Try it: Once the images are set aside, write out the rest of the records exactly.

Stored entries

* * * * * * * * *

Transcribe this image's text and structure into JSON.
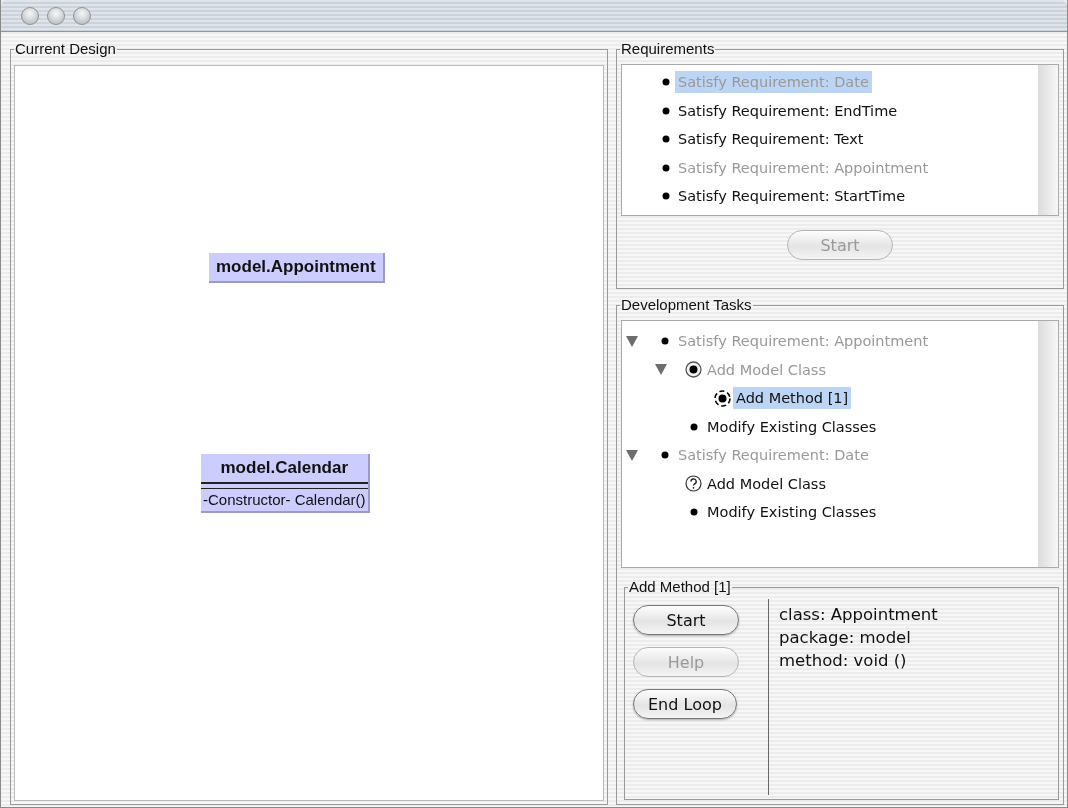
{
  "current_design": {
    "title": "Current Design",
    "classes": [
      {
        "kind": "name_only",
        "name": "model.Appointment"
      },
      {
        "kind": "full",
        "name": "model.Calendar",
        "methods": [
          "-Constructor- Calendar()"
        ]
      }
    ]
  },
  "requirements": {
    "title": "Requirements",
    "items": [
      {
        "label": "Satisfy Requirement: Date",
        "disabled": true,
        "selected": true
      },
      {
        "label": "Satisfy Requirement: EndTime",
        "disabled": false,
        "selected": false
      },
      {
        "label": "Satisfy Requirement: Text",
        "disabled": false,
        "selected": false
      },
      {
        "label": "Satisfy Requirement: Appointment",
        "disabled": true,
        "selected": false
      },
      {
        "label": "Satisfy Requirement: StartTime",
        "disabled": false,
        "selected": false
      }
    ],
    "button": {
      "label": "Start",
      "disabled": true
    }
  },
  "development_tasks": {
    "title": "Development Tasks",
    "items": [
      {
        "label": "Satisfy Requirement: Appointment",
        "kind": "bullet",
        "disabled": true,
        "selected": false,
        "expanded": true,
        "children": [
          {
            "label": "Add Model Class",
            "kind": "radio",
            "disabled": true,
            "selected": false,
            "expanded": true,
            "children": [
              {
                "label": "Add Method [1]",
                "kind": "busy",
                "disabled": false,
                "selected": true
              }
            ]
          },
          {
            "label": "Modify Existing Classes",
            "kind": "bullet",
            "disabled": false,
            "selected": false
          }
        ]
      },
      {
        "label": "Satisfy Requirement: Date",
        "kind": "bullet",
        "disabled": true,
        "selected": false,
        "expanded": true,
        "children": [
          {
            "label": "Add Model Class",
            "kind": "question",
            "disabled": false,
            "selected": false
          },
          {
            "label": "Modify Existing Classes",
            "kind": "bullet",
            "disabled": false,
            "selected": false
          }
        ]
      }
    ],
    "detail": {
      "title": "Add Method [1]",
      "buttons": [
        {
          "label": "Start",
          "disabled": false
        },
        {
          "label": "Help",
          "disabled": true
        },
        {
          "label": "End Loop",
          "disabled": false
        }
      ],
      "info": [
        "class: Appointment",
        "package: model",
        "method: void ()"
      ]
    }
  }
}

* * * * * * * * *

Result:
Transcribe this image's text and structure into JSON.
{
  "current_design": {
    "title": "Current Design",
    "classes": [
      {
        "kind": "name_only",
        "name": "model.Appointment"
      },
      {
        "kind": "full",
        "name": "model.Calendar",
        "methods": [
          "-Constructor- Calendar()"
        ]
      }
    ]
  },
  "requirements": {
    "title": "Requirements",
    "items": [
      {
        "label": "Satisfy Requirement: Date",
        "disabled": true,
        "selected": true
      },
      {
        "label": "Satisfy Requirement: EndTime",
        "disabled": false,
        "selected": false
      },
      {
        "label": "Satisfy Requirement: Text",
        "disabled": false,
        "selected": false
      },
      {
        "label": "Satisfy Requirement: Appointment",
        "disabled": true,
        "selected": false
      },
      {
        "label": "Satisfy Requirement: StartTime",
        "disabled": false,
        "selected": false
      }
    ],
    "button": {
      "label": "Start",
      "disabled": true
    }
  },
  "development_tasks": {
    "title": "Development Tasks",
    "items": [
      {
        "label": "Satisfy Requirement: Appointment",
        "kind": "bullet",
        "disabled": true,
        "selected": false,
        "expanded": true,
        "children": [
          {
            "label": "Add Model Class",
            "kind": "radio",
            "disabled": true,
            "selected": false,
            "expanded": true,
            "children": [
              {
                "label": "Add Method [1]",
                "kind": "busy",
                "disabled": false,
                "selected": true
              }
            ]
          },
          {
            "label": "Modify Existing Classes",
            "kind": "bullet",
            "disabled": false,
            "selected": false
          }
        ]
      },
      {
        "label": "Satisfy Requirement: Date",
        "kind": "bullet",
        "disabled": true,
        "selected": false,
        "expanded": true,
        "children": [
          {
            "label": "Add Model Class",
            "kind": "question",
            "disabled": false,
            "selected": false
          },
          {
            "label": "Modify Existing Classes",
            "kind": "bullet",
            "disabled": false,
            "selected": false
          }
        ]
      }
    ],
    "detail": {
      "title": "Add Method [1]",
      "buttons": [
        {
          "label": "Start",
          "disabled": false
        },
        {
          "label": "Help",
          "disabled": true
        },
        {
          "label": "End Loop",
          "disabled": false
        }
      ],
      "info": [
        "class: Appointment",
        "package: model",
        "method: void ()"
      ]
    }
  }
}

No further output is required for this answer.